## Listed records
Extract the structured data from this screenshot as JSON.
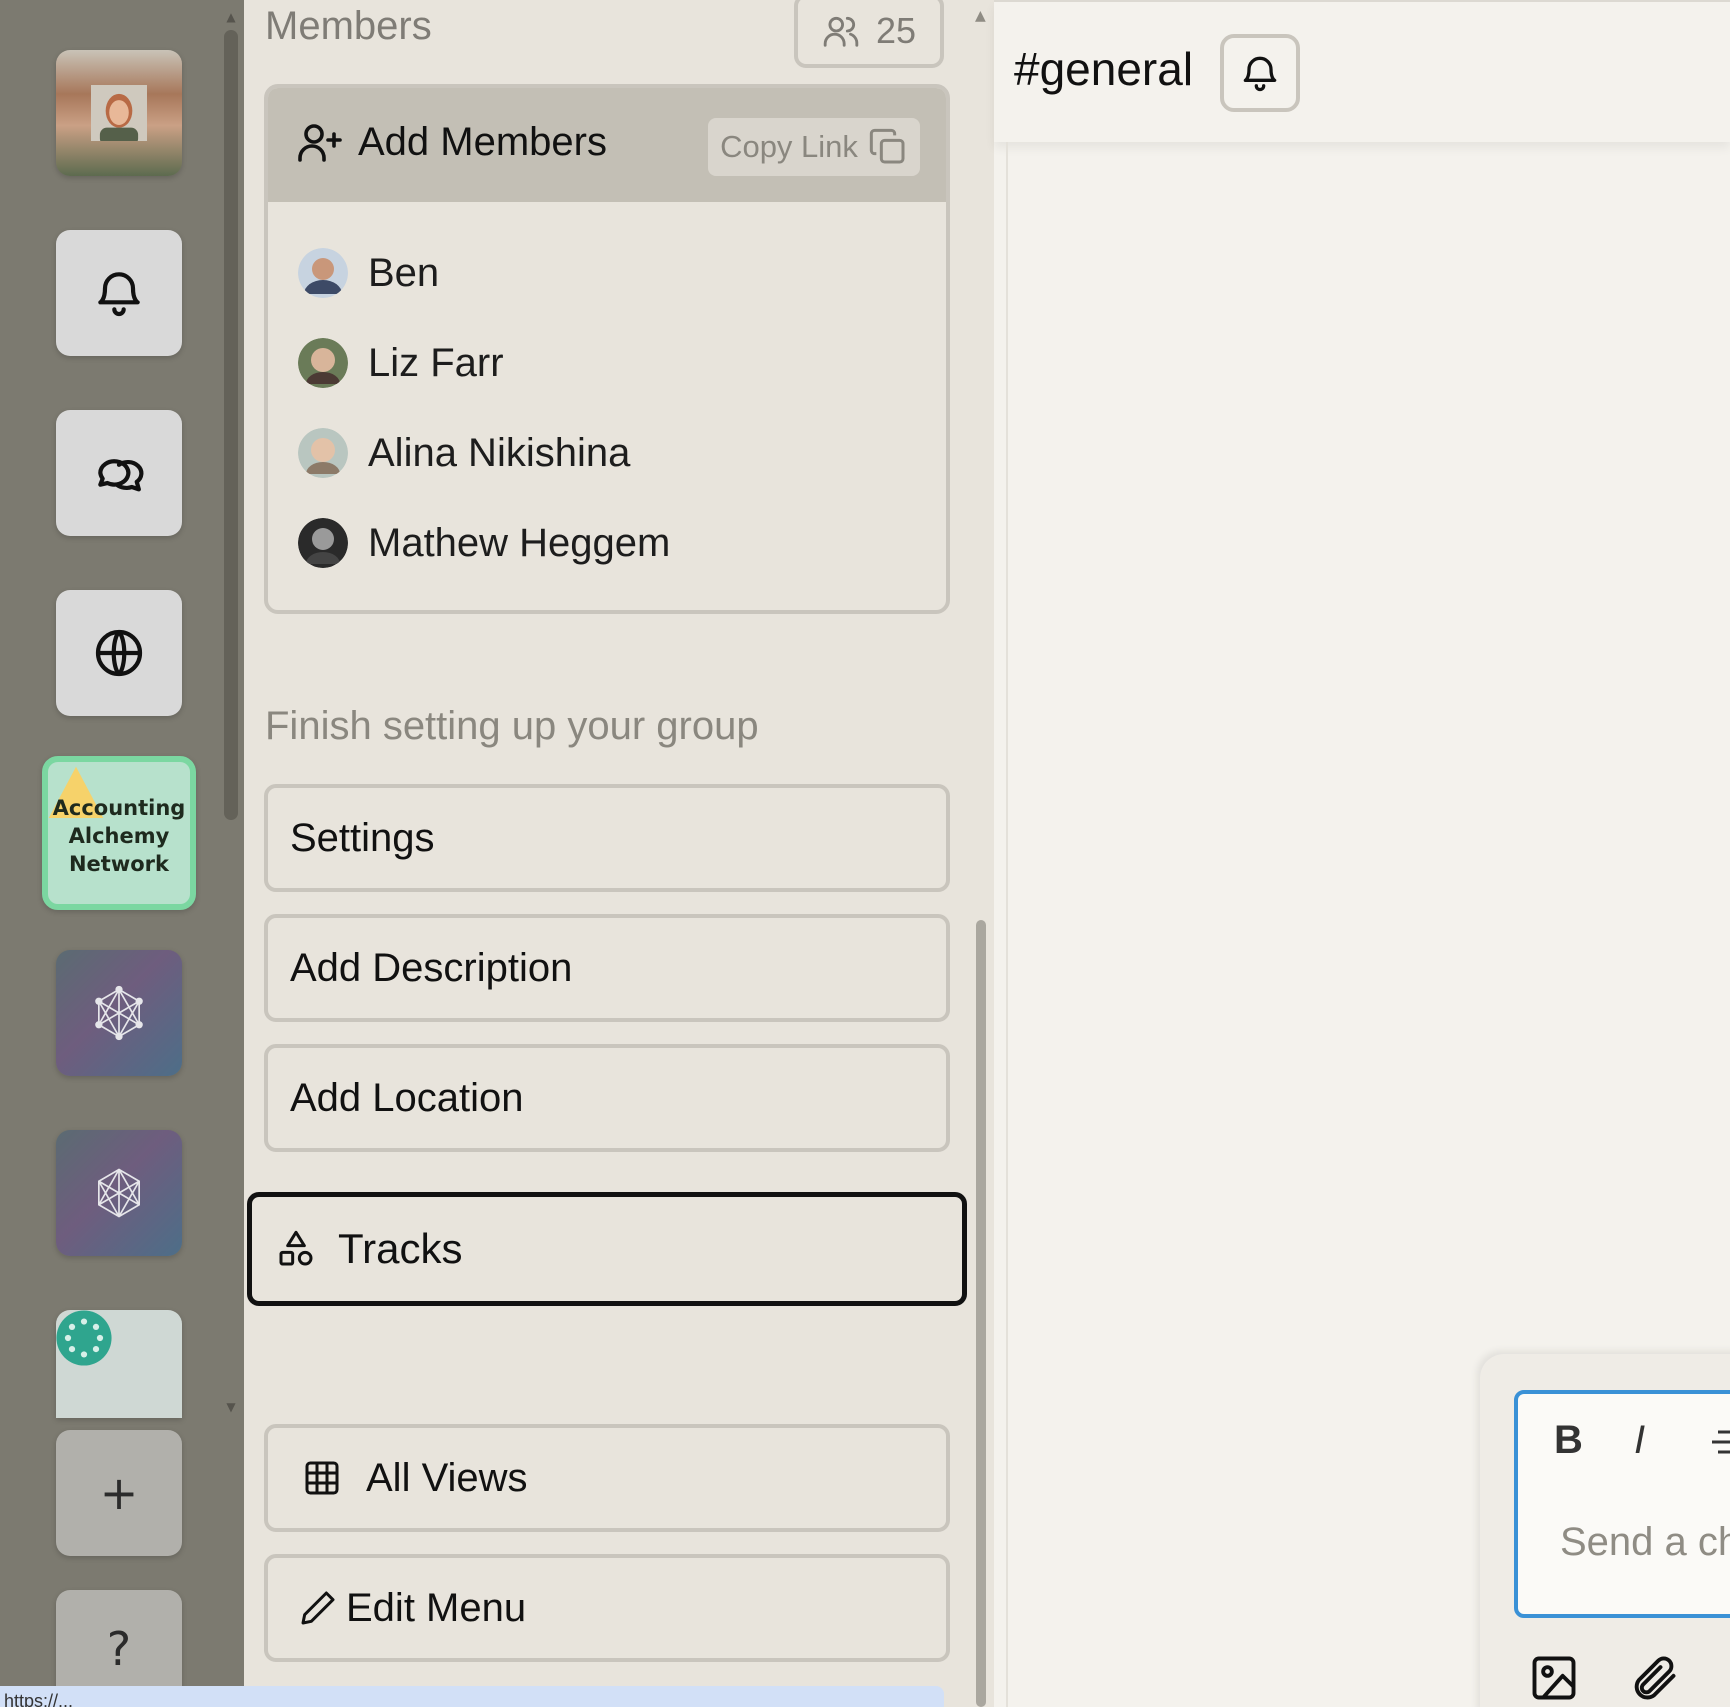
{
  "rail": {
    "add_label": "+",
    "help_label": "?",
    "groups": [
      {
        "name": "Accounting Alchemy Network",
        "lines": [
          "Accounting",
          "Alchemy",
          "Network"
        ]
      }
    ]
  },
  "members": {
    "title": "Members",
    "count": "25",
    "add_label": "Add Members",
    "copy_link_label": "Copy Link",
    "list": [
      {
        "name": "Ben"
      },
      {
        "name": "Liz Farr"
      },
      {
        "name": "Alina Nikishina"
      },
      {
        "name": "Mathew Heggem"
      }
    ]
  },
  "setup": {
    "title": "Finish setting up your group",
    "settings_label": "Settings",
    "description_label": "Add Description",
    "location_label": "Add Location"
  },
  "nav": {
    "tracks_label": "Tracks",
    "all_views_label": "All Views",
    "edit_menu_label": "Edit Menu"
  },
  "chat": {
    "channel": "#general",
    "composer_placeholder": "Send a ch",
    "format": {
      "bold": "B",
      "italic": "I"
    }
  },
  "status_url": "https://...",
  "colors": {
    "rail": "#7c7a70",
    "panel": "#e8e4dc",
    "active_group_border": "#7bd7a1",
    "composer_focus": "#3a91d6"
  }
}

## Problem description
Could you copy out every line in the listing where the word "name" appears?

## The answer
        "name": "Accounting Alchemy Network",
        "name": "Ben"
        "name": "Liz Farr"
        "name": "Alina Nikishina"
        "name": "Mathew Heggem"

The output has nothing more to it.